→ **WHAT TO DO**: Reproduce every record below exactly as it appears.

→ **ENTRIES SHOWN**:
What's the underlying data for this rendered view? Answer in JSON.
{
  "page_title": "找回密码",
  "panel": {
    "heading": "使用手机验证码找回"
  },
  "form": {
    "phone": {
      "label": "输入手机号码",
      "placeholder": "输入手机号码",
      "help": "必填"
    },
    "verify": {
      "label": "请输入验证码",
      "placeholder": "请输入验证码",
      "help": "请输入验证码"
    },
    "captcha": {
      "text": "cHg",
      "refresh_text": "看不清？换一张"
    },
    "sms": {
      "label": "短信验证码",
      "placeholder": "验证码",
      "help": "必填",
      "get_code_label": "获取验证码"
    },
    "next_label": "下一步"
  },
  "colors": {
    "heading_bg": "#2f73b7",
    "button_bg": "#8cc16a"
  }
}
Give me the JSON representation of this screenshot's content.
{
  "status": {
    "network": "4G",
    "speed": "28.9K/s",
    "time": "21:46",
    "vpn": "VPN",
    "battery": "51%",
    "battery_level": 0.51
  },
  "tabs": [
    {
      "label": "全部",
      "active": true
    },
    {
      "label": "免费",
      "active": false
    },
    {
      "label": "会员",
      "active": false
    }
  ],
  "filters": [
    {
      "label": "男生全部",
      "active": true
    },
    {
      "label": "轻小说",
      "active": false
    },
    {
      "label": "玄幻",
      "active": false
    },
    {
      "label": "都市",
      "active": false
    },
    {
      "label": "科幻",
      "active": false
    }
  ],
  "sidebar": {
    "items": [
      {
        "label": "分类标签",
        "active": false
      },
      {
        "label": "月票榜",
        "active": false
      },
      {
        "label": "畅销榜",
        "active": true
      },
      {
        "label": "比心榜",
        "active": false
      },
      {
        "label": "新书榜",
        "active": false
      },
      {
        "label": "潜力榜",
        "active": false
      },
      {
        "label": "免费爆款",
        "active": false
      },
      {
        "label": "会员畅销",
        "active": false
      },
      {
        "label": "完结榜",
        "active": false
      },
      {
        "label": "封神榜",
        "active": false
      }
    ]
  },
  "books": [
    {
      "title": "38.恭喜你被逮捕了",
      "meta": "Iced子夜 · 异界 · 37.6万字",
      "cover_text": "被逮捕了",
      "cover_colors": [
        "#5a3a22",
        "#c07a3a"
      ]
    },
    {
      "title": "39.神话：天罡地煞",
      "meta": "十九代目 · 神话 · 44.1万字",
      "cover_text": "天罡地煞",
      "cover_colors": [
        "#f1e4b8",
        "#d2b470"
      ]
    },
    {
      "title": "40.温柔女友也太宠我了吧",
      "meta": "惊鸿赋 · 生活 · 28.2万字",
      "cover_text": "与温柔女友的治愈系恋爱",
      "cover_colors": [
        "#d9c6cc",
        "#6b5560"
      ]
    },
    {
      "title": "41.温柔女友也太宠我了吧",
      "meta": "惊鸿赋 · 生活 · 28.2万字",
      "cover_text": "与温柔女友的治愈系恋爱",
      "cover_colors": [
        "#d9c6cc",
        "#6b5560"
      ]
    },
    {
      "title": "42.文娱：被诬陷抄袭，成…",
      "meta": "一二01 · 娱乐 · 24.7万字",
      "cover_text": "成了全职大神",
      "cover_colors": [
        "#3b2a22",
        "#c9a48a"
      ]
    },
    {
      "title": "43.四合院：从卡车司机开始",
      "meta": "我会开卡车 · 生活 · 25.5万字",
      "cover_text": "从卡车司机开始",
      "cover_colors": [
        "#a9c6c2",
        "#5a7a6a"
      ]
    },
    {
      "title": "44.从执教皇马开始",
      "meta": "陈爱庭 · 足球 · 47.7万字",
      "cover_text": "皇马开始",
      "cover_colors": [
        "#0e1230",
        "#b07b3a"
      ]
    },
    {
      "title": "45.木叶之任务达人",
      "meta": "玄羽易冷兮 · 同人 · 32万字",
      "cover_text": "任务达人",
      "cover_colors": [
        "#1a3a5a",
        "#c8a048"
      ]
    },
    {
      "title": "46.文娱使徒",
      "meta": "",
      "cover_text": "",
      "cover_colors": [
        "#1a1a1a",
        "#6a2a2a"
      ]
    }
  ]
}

→ **ANSWER FOR THIS EXERCISE**:
What's the underlying data for this rendered view? Answer in JSON.
{
  "page_title": "找回密码",
  "panel": {
    "heading": "使用手机验证码找回"
  },
  "form": {
    "phone": {
      "label": "输入手机号码",
      "placeholder": "输入手机号码",
      "help": "必填"
    },
    "verify": {
      "label": "请输入验证码",
      "placeholder": "请输入验证码",
      "help": "请输入验证码"
    },
    "captcha": {
      "text": "cHg",
      "refresh_text": "看不清？换一张"
    },
    "sms": {
      "label": "短信验证码",
      "placeholder": "验证码",
      "help": "必填",
      "get_code_label": "获取验证码"
    },
    "next_label": "下一步"
  },
  "colors": {
    "heading_bg": "#2f73b7",
    "button_bg": "#8cc16a"
  }
}
Give me the JSON representation of this screenshot's content.
{
  "status": {
    "network": "4G",
    "speed": "28.9K/s",
    "time": "21:46",
    "vpn": "VPN",
    "battery": "51%",
    "battery_level": 0.51
  },
  "tabs": [
    {
      "label": "全部",
      "active": true
    },
    {
      "label": "免费",
      "active": false
    },
    {
      "label": "会员",
      "active": false
    }
  ],
  "filters": [
    {
      "label": "男生全部",
      "active": true
    },
    {
      "label": "轻小说",
      "active": false
    },
    {
      "label": "玄幻",
      "active": false
    },
    {
      "label": "都市",
      "active": false
    },
    {
      "label": "科幻",
      "active": false
    }
  ],
  "sidebar": {
    "items": [
      {
        "label": "分类标签",
        "active": false
      },
      {
        "label": "月票榜",
        "active": false
      },
      {
        "label": "畅销榜",
        "active": true
      },
      {
        "label": "比心榜",
        "active": false
      },
      {
        "label": "新书榜",
        "active": false
      },
      {
        "label": "潜力榜",
        "active": false
      },
      {
        "label": "免费爆款",
        "active": false
      },
      {
        "label": "会员畅销",
        "active": false
      },
      {
        "label": "完结榜",
        "active": false
      },
      {
        "label": "封神榜",
        "active": false
      }
    ]
  },
  "books": [
    {
      "title": "38.恭喜你被逮捕了",
      "meta": "Iced子夜 · 异界 · 37.6万字",
      "cover_text": "被逮捕了",
      "cover_colors": [
        "#5a3a22",
        "#c07a3a"
      ]
    },
    {
      "title": "39.神话：天罡地煞",
      "meta": "十九代目 · 神话 · 44.1万字",
      "cover_text": "天罡地煞",
      "cover_colors": [
        "#f1e4b8",
        "#d2b470"
      ]
    },
    {
      "title": "40.温柔女友也太宠我了吧",
      "meta": "惊鸿赋 · 生活 · 28.2万字",
      "cover_text": "与温柔女友的治愈系恋爱",
      "cover_colors": [
        "#d9c6cc",
        "#6b5560"
      ]
    },
    {
      "title": "41.温柔女友也太宠我了吧",
      "meta": "惊鸿赋 · 生活 · 28.2万字",
      "cover_text": "与温柔女友的治愈系恋爱",
      "cover_colors": [
        "#d9c6cc",
        "#6b5560"
      ]
    },
    {
      "title": "42.文娱：被诬陷抄袭，成…",
      "meta": "一二01 · 娱乐 · 24.7万字",
      "cover_text": "成了全职大神",
      "cover_colors": [
        "#3b2a22",
        "#c9a48a"
      ]
    },
    {
      "title": "43.四合院：从卡车司机开始",
      "meta": "我会开卡车 · 生活 · 25.5万字",
      "cover_text": "从卡车司机开始",
      "cover_colors": [
        "#a9c6c2",
        "#5a7a6a"
      ]
    },
    {
      "title": "44.从执教皇马开始",
      "meta": "陈爱庭 · 足球 · 47.7万字",
      "cover_text": "皇马开始",
      "cover_colors": [
        "#0e1230",
        "#b07b3a"
      ]
    },
    {
      "title": "45.木叶之任务达人",
      "meta": "玄羽易冷兮 · 同人 · 32万字",
      "cover_text": "任务达人",
      "cover_colors": [
        "#1a3a5a",
        "#c8a048"
      ]
    },
    {
      "title": "46.文娱使徒",
      "meta": "",
      "cover_text": "",
      "cover_colors": [
        "#1a1a1a",
        "#6a2a2a"
      ]
    }
  ]
}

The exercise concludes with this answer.